Task description:
Please print the full listing exactly.

Supplied data:
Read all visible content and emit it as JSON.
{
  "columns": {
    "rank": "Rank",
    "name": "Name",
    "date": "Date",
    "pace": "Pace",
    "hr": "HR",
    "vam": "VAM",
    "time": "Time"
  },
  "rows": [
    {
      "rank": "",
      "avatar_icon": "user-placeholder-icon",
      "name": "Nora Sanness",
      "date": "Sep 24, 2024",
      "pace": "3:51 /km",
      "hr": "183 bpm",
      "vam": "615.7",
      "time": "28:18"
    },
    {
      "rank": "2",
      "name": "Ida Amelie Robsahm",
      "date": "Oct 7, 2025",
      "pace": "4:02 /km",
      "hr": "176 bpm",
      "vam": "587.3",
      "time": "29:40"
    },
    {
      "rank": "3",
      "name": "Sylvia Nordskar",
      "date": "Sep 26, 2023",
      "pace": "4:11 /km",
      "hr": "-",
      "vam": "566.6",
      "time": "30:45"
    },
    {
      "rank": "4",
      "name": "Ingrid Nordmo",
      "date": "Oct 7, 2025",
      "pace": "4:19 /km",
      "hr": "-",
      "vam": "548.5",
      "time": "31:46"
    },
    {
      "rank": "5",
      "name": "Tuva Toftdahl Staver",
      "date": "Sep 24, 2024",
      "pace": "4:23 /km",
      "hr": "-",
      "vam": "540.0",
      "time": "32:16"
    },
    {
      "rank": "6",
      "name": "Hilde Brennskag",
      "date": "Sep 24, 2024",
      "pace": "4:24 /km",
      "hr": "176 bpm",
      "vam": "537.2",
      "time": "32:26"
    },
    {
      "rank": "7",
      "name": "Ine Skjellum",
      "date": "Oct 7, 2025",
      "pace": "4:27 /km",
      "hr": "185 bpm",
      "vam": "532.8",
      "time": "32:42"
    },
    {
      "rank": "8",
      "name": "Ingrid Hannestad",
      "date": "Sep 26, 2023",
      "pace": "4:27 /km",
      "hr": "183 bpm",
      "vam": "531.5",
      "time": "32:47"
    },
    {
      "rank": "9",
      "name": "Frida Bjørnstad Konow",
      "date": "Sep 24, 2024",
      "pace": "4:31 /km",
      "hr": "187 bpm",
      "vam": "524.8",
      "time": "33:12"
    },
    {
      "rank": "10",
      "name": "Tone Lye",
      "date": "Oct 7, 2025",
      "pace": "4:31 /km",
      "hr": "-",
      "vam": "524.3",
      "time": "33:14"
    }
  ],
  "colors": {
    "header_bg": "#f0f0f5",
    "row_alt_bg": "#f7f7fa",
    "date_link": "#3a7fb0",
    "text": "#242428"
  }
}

Exercise output:
Read all visible content and emit it as JSON.
{
  "columns": {
    "rank": "Rank",
    "name": "Name",
    "date": "Date",
    "pace": "Pace",
    "hr": "HR",
    "vam": "VAM",
    "time": "Time"
  },
  "rows": [
    {
      "rank": "",
      "avatar_icon": "user-placeholder-icon",
      "name": "Nora Sanness",
      "date": "Sep 24, 2024",
      "pace": "3:51 /km",
      "hr": "183 bpm",
      "vam": "615.7",
      "time": "28:18"
    },
    {
      "rank": "2",
      "name": "Ida Amelie Robsahm",
      "date": "Oct 7, 2025",
      "pace": "4:02 /km",
      "hr": "176 bpm",
      "vam": "587.3",
      "time": "29:40"
    },
    {
      "rank": "3",
      "name": "Sylvia Nordskar",
      "date": "Sep 26, 2023",
      "pace": "4:11 /km",
      "hr": "-",
      "vam": "566.6",
      "time": "30:45"
    },
    {
      "rank": "4",
      "name": "Ingrid Nordmo",
      "date": "Oct 7, 2025",
      "pace": "4:19 /km",
      "hr": "-",
      "vam": "548.5",
      "time": "31:46"
    },
    {
      "rank": "5",
      "name": "Tuva Toftdahl Staver",
      "date": "Sep 24, 2024",
      "pace": "4:23 /km",
      "hr": "-",
      "vam": "540.0",
      "time": "32:16"
    },
    {
      "rank": "6",
      "name": "Hilde Brennskag",
      "date": "Sep 24, 2024",
      "pace": "4:24 /km",
      "hr": "176 bpm",
      "vam": "537.2",
      "time": "32:26"
    },
    {
      "rank": "7",
      "name": "Ine Skjellum",
      "date": "Oct 7, 2025",
      "pace": "4:27 /km",
      "hr": "185 bpm",
      "vam": "532.8",
      "time": "32:42"
    },
    {
      "rank": "8",
      "name": "Ingrid Hannestad",
      "date": "Sep 26, 2023",
      "pace": "4:27 /km",
      "hr": "183 bpm",
      "vam": "531.5",
      "time": "32:47"
    },
    {
      "rank": "9",
      "name": "Frida Bjørnstad Konow",
      "date": "Sep 24, 2024",
      "pace": "4:31 /km",
      "hr": "187 bpm",
      "vam": "524.8",
      "time": "33:12"
    },
    {
      "rank": "10",
      "name": "Tone Lye",
      "date": "Oct 7, 2025",
      "pace": "4:31 /km",
      "hr": "-",
      "vam": "524.3",
      "time": "33:14"
    }
  ],
  "colors": {
    "header_bg": "#f0f0f5",
    "row_alt_bg": "#f7f7fa",
    "date_link": "#3a7fb0",
    "text": "#242428"
  }
}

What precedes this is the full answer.